It almost goes without saying that the growth and reduction of Dubbo as a railway centre is the single-largest influence on the Coonamble branchline. This influence is amply illustrated through the facilities provided for passenger trains.
For the first ninety-odd years passengers journeying along the Coonamble line commenced from the main platform or the eastern dock at Dubbo. Even before leaving Dubbo passengers had the shelter of a substantial sandstone building, plus refreshment facilities. Once ready passengers would board the train located either on the main platform or the eastern dock road.
The journey on the Coonamble line commenced precisely at the crossover points to the east of Dubbo station platform, approximately adjacent to the locomotive shed. This location was sign-posted by the Down Starting Signal for the Coonamble branch, which had been moved 400 feet further away from the station on 29 January 1924. However the journey to Coonamble grew closer once more just nine months later when the crossover taking trains from the main line to the Coonamble line was moved 160 feet closer to Dubbo station.
Nonetheless, commencing a passenger rail journey to Coonamble in this manner is now no longer possible, as a rationalisation of Dubbo yard in the mid-1990s removed the cross-over points entirely. Today, trains leaving for Coonamble can only depart from the loop or the rail yard. This probably further reduces the chances of passenger train operations ever again traversing the Coonamble line, even if those services amount to no more than an occasional tourist excursion train.
So, to start a journey along the Coonamble railway from some part in Dubbo yard is still necessary to pass through the road crossing of Fitzroy Street, the exit the eastern end of Dubbo yard, by swinging north-east past what is presently the city’s Caltex petroleum sidings to Dubbo East Junction.
Dubbo’s North Junction was established by the construction of a turning leg off the old main line, which enabled trains approaching Dubbo from the east to veer to the north in order to join the Coonamble branch line. The same infrastructure also created Dubbo East Junction, at the south eastern apex of the triangle. This arrangement, with modification, remains operational into the 21st century.
Early working timetables issued for the Coonamble line refer to Dubbo North Junction as simply as ‘Dubbo Junction’. While these timetables disclose nothing of significance about Dubbo Junction, it is known that a 90kl water tank was installed at this location in time for the line’s opening.
In mid-1913 the Weekly Notices noted the existence of 15 chain curves around Dubbo Junction as the only curves on the line considered to be extremely sharp. Restrictions on speed have been repeated in the NSW Railway’s subsequent timetables and local appendices. So this new arrangement was not perhaps the greatest of engineering feats in western NSW and a less than auspicious start to the branchline.

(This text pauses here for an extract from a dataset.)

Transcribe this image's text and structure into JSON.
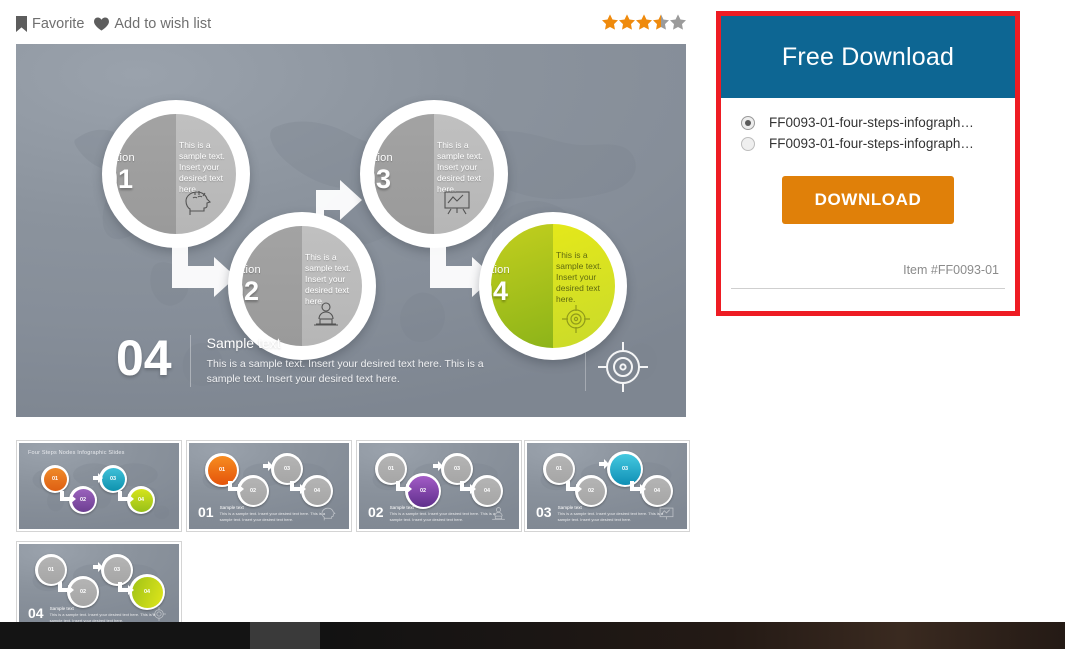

The railway infrastructure to the east of Dubbo underwent a major metamorphosis at the time of the building of the Scenic Route between Yeoval and Dubbo on 31 May 1925. Prior to this on 10 October 1924 the Dubbo East and Dubbo North junctions were re-laid as the main line was slewed to allow for the Molong line. A new fork for the Coonamble line and a construction siding was provided on the down side of the main line to permit further work in the area.
The main line from Wellington was also slewed to the south then forced back in an arc back north whereupon it joined with the Molong line at Dubbo East Junction. This Junction then sent Dubbo-bound trains off to the north-west. This Junction retained the capacity for direct access to the Coonamble branch through a connection from the East Junction to the North Junction. This new alignment also required the removal of the redundant main line and the original turning leg.
This new arrangement opened for traffic in April 1925 when a new signal box at Dubbo East Junction was installed. The new signal box acquired the responsibility for the points for the entry to the Coonamble branch at Dubbo North Junction.
It is doubtful whether until recently trains routinely used the rails on the eastern leg of the triangle for anything greater than just reversing locomotives and trains – although it is recorded that the Wirths Circus train worked directly through from Gilgandra to Wellington on the evening of 31 May 1921 using the turning leg. However current day operations use the eastern leg of the triangle more routinely than in earlier times. Bulk grain trains operating from the Coonamble line do not routinely enter Dubbo’s yard for the locomotives to run around their trains.
More regular use of the triangle included the turning of locomotives during the formative years – with the Weekly Notices from 1911 permitted locomotives of the J483, N, O, P and T classes to run through the triangle at Dubbo, as well as lighter classes of locomotives to run through the triangle coupled in pairs – all at 10 miles per hour or less. Who would have ever thought that 800 words could be written about so little.
Next stop on iour trip up the branch, Troy Junction. Stay tuned!